Two art professors, a neurosurgeon, and a radiologist will discuss ways that artists and scientists can learn from each other.
What the exhibition of Drummond and Dodd proves is that the art world was more diverse in the 1960s than has been told.
If 1962 is the dividing line between one art world and what we seem to have inherited, Inventing Downtown will bring you back to the period before the “art Establishment crossed the street.”
There are certain exhibitions in which some or many of the works on display are so interesting, provocative or well-made that they somehow manage to surmount whatever restrictive or overwrought critical-theoretical trappings their organizers have erected around them, defying the analytical filters through which they are meant to be considered and understood.
Most photographs of real-life events tend to be documentary by nature, but the kind of photographic image-making that makes a point of approaching its subjects with an “objective” viewpoint and a for-posterity sense of purpose — can such photos ever convey a truly neutral position vis-à-vis their subjects?

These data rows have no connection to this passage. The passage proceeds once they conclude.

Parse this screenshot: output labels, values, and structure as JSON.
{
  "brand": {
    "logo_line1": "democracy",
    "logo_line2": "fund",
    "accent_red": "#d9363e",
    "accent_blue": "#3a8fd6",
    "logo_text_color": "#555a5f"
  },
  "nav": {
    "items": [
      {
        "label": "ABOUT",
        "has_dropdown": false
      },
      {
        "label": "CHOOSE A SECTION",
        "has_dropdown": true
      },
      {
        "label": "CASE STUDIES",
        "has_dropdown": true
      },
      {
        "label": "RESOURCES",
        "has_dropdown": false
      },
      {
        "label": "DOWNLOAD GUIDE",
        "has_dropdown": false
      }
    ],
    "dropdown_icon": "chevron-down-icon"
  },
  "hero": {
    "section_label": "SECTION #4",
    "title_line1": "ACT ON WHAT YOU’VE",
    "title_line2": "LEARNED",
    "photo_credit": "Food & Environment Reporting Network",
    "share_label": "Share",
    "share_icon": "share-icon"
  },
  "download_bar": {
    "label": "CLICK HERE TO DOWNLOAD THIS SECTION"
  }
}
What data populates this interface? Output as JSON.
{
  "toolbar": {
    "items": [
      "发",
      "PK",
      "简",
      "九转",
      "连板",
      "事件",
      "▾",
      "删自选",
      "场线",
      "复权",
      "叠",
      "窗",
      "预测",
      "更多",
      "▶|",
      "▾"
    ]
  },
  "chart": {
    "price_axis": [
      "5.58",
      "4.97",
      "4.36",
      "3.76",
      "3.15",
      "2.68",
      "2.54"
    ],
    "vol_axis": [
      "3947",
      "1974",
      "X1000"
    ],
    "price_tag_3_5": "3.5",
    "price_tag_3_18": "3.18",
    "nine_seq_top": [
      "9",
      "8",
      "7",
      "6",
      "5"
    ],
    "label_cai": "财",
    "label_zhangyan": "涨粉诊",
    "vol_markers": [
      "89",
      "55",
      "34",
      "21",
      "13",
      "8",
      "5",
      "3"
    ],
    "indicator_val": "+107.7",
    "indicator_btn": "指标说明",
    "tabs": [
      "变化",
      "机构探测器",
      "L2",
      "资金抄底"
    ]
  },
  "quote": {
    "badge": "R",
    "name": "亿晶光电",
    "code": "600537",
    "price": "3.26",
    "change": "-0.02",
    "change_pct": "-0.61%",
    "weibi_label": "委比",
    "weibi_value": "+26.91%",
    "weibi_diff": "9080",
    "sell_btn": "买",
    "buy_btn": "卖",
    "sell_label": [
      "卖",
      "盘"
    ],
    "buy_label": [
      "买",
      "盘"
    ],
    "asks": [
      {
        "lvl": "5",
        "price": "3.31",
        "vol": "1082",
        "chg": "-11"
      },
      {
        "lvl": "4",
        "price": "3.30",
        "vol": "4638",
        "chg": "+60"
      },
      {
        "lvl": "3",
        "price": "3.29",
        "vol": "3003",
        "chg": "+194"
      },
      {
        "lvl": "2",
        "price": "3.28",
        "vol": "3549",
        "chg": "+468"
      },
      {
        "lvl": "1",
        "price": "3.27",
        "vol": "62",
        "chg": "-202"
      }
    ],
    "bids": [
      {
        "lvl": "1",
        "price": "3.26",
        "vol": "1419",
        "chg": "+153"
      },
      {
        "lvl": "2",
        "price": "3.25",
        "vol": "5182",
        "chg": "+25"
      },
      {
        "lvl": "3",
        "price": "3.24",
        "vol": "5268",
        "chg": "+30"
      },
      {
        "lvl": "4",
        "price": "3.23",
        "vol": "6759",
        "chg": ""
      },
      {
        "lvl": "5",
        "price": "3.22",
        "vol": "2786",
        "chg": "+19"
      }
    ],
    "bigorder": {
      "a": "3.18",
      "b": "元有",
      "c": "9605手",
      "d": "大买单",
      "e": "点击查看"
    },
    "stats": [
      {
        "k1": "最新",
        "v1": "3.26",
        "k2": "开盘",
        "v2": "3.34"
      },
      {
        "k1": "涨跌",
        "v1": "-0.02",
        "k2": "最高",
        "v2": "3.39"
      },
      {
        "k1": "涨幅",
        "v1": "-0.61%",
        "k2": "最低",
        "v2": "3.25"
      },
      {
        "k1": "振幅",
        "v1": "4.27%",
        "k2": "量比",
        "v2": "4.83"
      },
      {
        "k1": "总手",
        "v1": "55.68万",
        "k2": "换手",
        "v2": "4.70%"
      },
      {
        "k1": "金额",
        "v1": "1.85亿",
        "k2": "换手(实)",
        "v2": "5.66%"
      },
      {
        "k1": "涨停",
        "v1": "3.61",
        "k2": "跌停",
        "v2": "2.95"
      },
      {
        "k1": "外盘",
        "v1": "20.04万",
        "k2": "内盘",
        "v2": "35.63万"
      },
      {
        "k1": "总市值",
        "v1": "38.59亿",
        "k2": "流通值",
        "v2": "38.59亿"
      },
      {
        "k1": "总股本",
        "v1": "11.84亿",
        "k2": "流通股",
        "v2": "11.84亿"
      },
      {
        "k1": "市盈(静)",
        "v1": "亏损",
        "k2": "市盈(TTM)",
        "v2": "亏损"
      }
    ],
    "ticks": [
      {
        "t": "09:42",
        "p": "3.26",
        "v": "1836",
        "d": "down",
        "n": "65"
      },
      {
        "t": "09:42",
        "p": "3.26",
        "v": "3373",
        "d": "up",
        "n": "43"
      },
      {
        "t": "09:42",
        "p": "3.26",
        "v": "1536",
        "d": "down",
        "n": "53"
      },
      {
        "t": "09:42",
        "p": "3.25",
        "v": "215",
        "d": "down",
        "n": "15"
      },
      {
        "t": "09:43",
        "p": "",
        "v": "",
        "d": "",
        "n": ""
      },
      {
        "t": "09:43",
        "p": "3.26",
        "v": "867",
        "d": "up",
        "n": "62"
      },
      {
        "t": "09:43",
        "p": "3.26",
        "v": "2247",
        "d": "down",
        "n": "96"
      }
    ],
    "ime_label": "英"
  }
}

The most telling artifact in Energy That Is All Around is a letter artist Alicia McCathy received from her school, the San Francisco Art Institute (SFAI), back in 1992.